“You and your wife worked together as a unit, which is an example for many of us. …,” Baraka said. “Martha is an example for many women out here of all nationalities; Martha was an internationalist and a very conscious and very brilliant woman. Today, we just don’t get that; you get one or the other. Martha was the whole package.”
Author and activist Sister Soulja met Dr. Chavis as a student when she worked at CRJ.
“I knew that she was intelligent and that she was a translator and that she spoke different languages and I respected and loved her for that, but I really just liked the woman in her. … It’s very nice when you see a woman who just is 1,000 percent behind her man; that was one of the most beautiful things about her.”
Minister Abdul Hafeez Muhammad, New York representative of the Honorable Minister Louis Farrakhan and the Nation of Islam met Mrs. Chavis when Dr. Chavis served as the east coast regional minister of the Nation of Islam.
Speaking directly to the Chavis’ children, Muhammad said, “Your mother can never die because of the work she did from San Pedro to Angola to America and worldwide. She stood by (Dr. Chavis) side, around him, behind him and in front of him and she put you on this planet.”
When the couple met, she worked as a translator for the Ambassador of Angola. Mrs. Chavis spoke Spanish, Portuguese, French, Italian and English.
Ruben Perez, a family friend and world-renown singer from the Dominican Republic, honored Martha with two songs in Spanish. He said Martha Rivera Chavis had the ability to make people feel good even when she was feeling sad.
John Chavis said about a week before she died, his mother was looking out of her window when she saw a woman trudging up Union Street in sweltering heat with a heavy basket on her back attached to a leather tumpline.
Chavis said he mother called out, “Excuse me, do you want a bottle of water, sweetie?”
Mrs. Chavis, who wasn’t feeling well, came outside in her pajamas, crossed the street and gave the lady a cold bottle of water

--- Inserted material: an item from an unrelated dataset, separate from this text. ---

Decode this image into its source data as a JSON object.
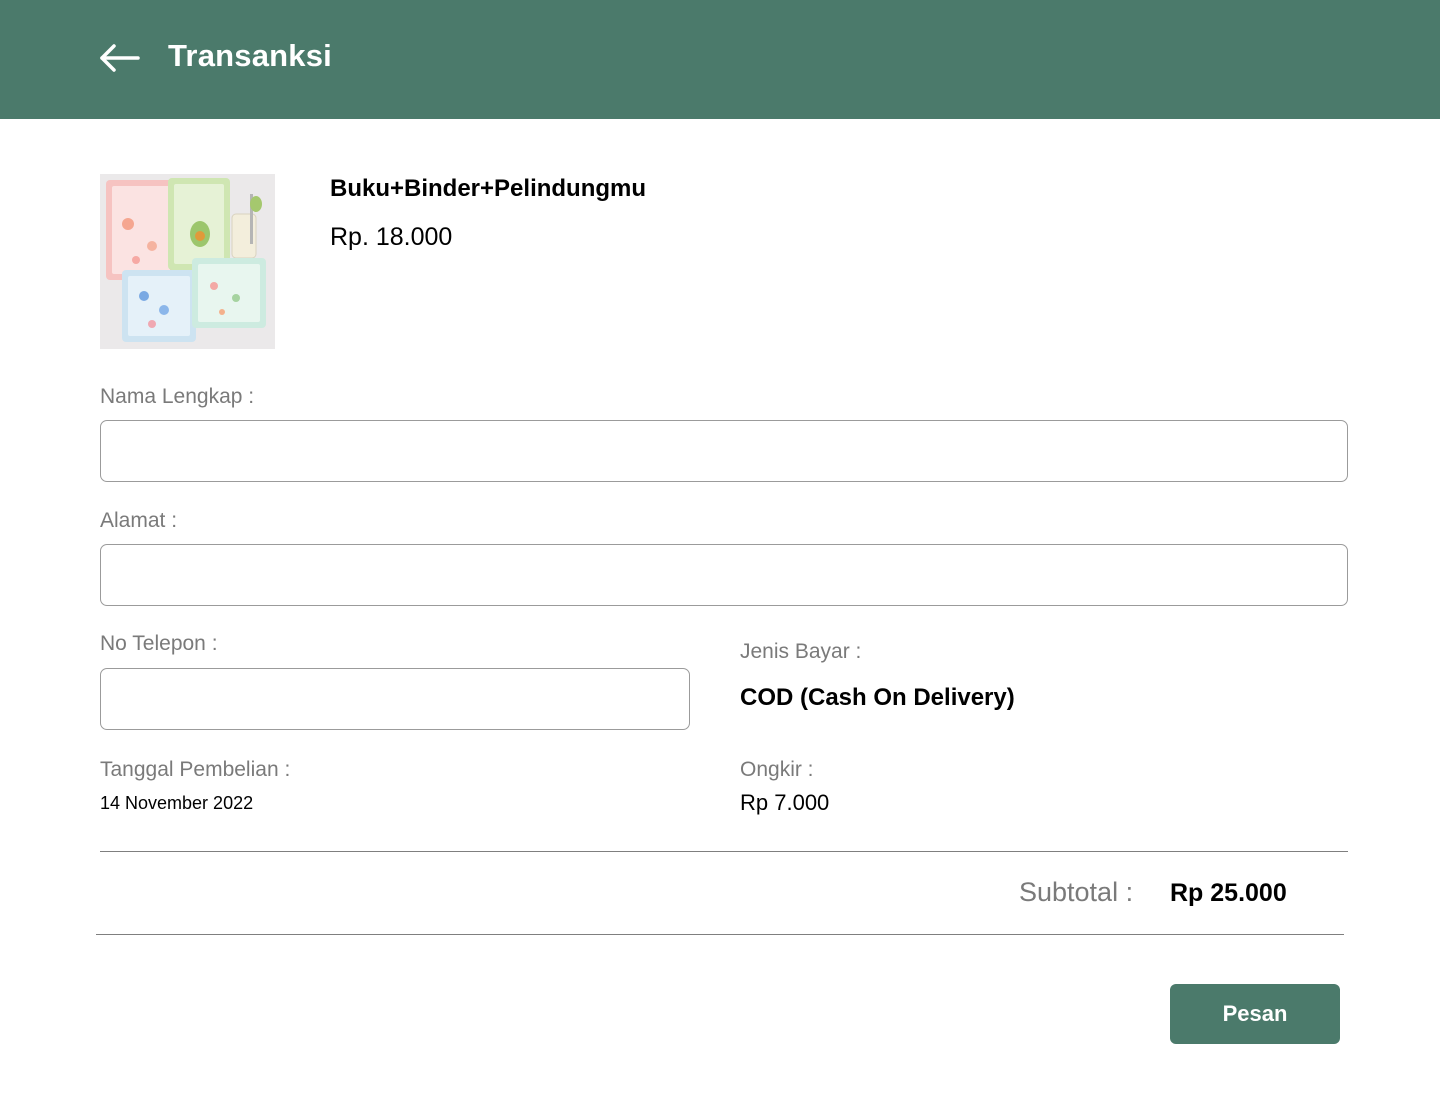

“Even when she was sick my mom was still a humanitarian, still looking to help people,” he. “That’s one memory that will last with me forever; her legacy of being a humanitarian.